Task goal:
"icon" is the word to look for; say how many lines of the listing below contain it, and nothing else.

Exercise inputs:
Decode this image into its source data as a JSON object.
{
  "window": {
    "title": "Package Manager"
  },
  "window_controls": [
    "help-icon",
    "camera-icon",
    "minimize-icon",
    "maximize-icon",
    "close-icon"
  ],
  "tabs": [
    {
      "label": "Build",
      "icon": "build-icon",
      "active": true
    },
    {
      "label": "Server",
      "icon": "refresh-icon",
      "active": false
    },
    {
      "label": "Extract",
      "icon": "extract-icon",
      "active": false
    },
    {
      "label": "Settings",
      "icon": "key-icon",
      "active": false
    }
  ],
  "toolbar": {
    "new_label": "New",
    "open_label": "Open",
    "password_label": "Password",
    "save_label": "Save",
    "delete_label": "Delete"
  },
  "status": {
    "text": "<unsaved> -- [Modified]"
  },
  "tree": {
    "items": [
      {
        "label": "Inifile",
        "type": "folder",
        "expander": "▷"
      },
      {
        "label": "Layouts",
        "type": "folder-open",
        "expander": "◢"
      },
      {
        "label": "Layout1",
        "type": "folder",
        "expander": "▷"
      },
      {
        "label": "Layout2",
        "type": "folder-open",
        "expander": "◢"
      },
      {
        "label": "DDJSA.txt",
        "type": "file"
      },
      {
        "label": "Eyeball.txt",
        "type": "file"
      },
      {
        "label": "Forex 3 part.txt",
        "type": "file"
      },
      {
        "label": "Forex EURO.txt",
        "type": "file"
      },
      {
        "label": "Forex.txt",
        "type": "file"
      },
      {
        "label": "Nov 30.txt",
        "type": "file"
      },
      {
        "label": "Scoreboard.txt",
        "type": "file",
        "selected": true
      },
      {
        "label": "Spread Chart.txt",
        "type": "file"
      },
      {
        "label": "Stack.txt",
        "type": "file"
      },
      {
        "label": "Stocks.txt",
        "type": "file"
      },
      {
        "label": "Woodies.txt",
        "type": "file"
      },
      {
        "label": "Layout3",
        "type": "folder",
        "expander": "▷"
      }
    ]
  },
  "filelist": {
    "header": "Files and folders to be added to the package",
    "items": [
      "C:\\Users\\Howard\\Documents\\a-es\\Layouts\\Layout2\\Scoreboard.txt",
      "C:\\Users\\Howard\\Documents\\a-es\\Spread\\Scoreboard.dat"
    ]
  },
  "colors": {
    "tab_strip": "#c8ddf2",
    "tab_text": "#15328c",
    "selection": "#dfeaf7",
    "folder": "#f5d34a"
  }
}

Answer to this task:
9